▸ DATA TO PROCESS:

══════════

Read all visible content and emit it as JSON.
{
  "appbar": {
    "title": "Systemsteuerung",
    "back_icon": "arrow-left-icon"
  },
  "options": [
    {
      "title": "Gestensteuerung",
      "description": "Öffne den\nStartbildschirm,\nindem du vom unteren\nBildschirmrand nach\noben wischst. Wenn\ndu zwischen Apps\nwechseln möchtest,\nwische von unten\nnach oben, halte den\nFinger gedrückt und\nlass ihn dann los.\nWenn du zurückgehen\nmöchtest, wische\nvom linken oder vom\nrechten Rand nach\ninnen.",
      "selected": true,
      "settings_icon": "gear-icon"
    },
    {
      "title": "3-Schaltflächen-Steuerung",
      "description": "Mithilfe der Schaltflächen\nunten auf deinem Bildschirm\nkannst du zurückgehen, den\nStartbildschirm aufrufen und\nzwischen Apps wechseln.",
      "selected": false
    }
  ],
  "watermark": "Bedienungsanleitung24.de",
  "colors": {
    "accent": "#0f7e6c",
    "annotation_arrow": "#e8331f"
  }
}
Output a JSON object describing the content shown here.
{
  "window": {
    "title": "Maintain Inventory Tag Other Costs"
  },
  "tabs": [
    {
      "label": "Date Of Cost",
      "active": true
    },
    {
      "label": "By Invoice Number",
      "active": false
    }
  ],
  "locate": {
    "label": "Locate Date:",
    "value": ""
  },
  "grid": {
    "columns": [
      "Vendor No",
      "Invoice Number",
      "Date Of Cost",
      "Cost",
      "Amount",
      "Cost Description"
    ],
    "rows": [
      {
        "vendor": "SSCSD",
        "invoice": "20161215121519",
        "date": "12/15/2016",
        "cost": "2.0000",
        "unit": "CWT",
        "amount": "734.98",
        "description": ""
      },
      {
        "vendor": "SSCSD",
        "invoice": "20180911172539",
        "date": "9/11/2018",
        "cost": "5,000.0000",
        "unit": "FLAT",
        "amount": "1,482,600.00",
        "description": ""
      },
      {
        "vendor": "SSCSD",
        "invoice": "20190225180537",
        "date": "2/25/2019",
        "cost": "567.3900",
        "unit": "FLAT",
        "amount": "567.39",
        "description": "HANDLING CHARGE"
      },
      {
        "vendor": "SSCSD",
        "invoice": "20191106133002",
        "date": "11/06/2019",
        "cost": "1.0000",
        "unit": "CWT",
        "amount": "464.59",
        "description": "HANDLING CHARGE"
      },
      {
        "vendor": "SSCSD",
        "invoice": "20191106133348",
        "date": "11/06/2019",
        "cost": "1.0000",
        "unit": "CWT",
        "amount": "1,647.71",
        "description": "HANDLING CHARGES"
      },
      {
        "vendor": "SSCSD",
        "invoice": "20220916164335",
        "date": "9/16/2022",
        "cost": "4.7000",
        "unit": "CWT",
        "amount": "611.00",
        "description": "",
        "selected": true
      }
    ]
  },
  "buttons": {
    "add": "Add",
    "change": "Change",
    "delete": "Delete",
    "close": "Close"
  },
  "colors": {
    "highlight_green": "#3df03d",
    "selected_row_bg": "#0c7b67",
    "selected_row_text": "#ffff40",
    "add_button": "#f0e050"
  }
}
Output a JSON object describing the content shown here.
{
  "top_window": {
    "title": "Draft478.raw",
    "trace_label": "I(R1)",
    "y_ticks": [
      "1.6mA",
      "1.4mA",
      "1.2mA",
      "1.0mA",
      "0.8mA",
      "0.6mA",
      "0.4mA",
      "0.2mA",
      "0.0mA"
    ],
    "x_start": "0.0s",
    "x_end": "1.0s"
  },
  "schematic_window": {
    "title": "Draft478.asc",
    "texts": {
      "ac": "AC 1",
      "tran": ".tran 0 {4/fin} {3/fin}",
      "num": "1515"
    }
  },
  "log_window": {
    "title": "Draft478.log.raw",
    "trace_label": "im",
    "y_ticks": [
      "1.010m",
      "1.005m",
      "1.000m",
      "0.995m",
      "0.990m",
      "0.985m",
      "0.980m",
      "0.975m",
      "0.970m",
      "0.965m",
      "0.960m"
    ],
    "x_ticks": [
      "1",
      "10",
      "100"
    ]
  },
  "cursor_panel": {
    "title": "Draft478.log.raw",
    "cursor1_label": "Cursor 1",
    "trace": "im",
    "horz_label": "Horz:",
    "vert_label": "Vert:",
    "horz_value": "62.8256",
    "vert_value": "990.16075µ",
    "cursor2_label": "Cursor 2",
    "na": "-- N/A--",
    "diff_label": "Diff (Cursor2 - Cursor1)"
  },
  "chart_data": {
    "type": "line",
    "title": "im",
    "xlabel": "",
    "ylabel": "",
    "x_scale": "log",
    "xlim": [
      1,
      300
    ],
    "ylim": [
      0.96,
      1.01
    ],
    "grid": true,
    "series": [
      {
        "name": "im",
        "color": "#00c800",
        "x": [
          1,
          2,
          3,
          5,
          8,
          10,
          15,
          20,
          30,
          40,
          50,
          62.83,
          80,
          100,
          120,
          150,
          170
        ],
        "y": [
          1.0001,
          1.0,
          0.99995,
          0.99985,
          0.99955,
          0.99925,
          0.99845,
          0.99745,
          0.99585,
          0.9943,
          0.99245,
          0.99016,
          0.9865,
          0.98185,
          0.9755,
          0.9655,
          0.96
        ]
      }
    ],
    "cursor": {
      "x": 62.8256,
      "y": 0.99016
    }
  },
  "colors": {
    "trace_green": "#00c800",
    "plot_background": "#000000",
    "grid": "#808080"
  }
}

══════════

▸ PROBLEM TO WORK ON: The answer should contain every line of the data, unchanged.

▸ PROBLEM SOLUTION:
Read all visible content and emit it as JSON.
{
  "appbar": {
    "title": "Systemsteuerung",
    "back_icon": "arrow-left-icon"
  },
  "options": [
    {
      "title": "Gestensteuerung",
      "description": "Öffne den\nStartbildschirm,\nindem du vom unteren\nBildschirmrand nach\noben wischst. Wenn\ndu zwischen Apps\nwechseln möchtest,\nwische von unten\nnach oben, halte den\nFinger gedrückt und\nlass ihn dann los.\nWenn du zurückgehen\nmöchtest, wische\nvom linken oder vom\nrechten Rand nach\ninnen.",
      "selected": true,
      "settings_icon": "gear-icon"
    },
    {
      "title": "3-Schaltflächen-Steuerung",
      "description": "Mithilfe der Schaltflächen\nunten auf deinem Bildschirm\nkannst du zurückgehen, den\nStartbildschirm aufrufen und\nzwischen Apps wechseln.",
      "selected": false
    }
  ],
  "watermark": "Bedienungsanleitung24.de",
  "colors": {
    "accent": "#0f7e6c",
    "annotation_arrow": "#e8331f"
  }
}
Output a JSON object describing the content shown here.
{
  "window": {
    "title": "Maintain Inventory Tag Other Costs"
  },
  "tabs": [
    {
      "label": "Date Of Cost",
      "active": true
    },
    {
      "label": "By Invoice Number",
      "active": false
    }
  ],
  "locate": {
    "label": "Locate Date:",
    "value": ""
  },
  "grid": {
    "columns": [
      "Vendor No",
      "Invoice Number",
      "Date Of Cost",
      "Cost",
      "Amount",
      "Cost Description"
    ],
    "rows": [
      {
        "vendor": "SSCSD",
        "invoice": "20161215121519",
        "date": "12/15/2016",
        "cost": "2.0000",
        "unit": "CWT",
        "amount": "734.98",
        "description": ""
      },
      {
        "vendor": "SSCSD",
        "invoice": "20180911172539",
        "date": "9/11/2018",
        "cost": "5,000.0000",
        "unit": "FLAT",
        "amount": "1,482,600.00",
        "description": ""
      },
      {
        "vendor": "SSCSD",
        "invoice": "20190225180537",
        "date": "2/25/2019",
        "cost": "567.3900",
        "unit": "FLAT",
        "amount": "567.39",
        "description": "HANDLING CHARGE"
      },
      {
        "vendor": "SSCSD",
        "invoice": "20191106133002",
        "date": "11/06/2019",
        "cost": "1.0000",
        "unit": "CWT",
        "amount": "464.59",
        "description": "HANDLING CHARGE"
      },
      {
        "vendor": "SSCSD",
        "invoice": "20191106133348",
        "date": "11/06/2019",
        "cost": "1.0000",
        "unit": "CWT",
        "amount": "1,647.71",
        "description": "HANDLING CHARGES"
      },
      {
        "vendor": "SSCSD",
        "invoice": "20220916164335",
        "date": "9/16/2022",
        "cost": "4.7000",
        "unit": "CWT",
        "amount": "611.00",
        "description": "",
        "selected": true
      }
    ]
  },
  "buttons": {
    "add": "Add",
    "change": "Change",
    "delete": "Delete",
    "close": "Close"
  },
  "colors": {
    "highlight_green": "#3df03d",
    "selected_row_bg": "#0c7b67",
    "selected_row_text": "#ffff40",
    "add_button": "#f0e050"
  }
}
Output a JSON object describing the content shown here.
{
  "top_window": {
    "title": "Draft478.raw",
    "trace_label": "I(R1)",
    "y_ticks": [
      "1.6mA",
      "1.4mA",
      "1.2mA",
      "1.0mA",
      "0.8mA",
      "0.6mA",
      "0.4mA",
      "0.2mA",
      "0.0mA"
    ],
    "x_start": "0.0s",
    "x_end": "1.0s"
  },
  "schematic_window": {
    "title": "Draft478.asc",
    "texts": {
      "ac": "AC 1",
      "tran": ".tran 0 {4/fin} {3/fin}",
      "num": "1515"
    }
  },
  "log_window": {
    "title": "Draft478.log.raw",
    "trace_label": "im",
    "y_ticks": [
      "1.010m",
      "1.005m",
      "1.000m",
      "0.995m",
      "0.990m",
      "0.985m",
      "0.980m",
      "0.975m",
      "0.970m",
      "0.965m",
      "0.960m"
    ],
    "x_ticks": [
      "1",
      "10",
      "100"
    ]
  },
  "cursor_panel": {
    "title": "Draft478.log.raw",
    "cursor1_label": "Cursor 1",
    "trace": "im",
    "horz_label": "Horz:",
    "vert_label": "Vert:",
    "horz_value": "62.8256",
    "vert_value": "990.16075µ",
    "cursor2_label": "Cursor 2",
    "na": "-- N/A--",
    "diff_label": "Diff (Cursor2 - Cursor1)"
  },
  "chart_data": {
    "type": "line",
    "title": "im",
    "xlabel": "",
    "ylabel": "",
    "x_scale": "log",
    "xlim": [
      1,
      300
    ],
    "ylim": [
      0.96,
      1.01
    ],
    "grid": true,
    "series": [
      {
        "name": "im",
        "color": "#00c800",
        "x": [
          1,
          2,
          3,
          5,
          8,
          10,
          15,
          20,
          30,
          40,
          50,
          62.83,
          80,
          100,
          120,
          150,
          170
        ],
        "y": [
          1.0001,
          1.0,
          0.99995,
          0.99985,
          0.99955,
          0.99925,
          0.99845,
          0.99745,
          0.99585,
          0.9943,
          0.99245,
          0.99016,
          0.9865,
          0.98185,
          0.9755,
          0.9655,
          0.96
        ]
      }
    ],
    "cursor": {
      "x": 62.8256,
      "y": 0.99016
    }
  },
  "colors": {
    "trace_green": "#00c800",
    "plot_background": "#000000",
    "grid": "#808080"
  }
}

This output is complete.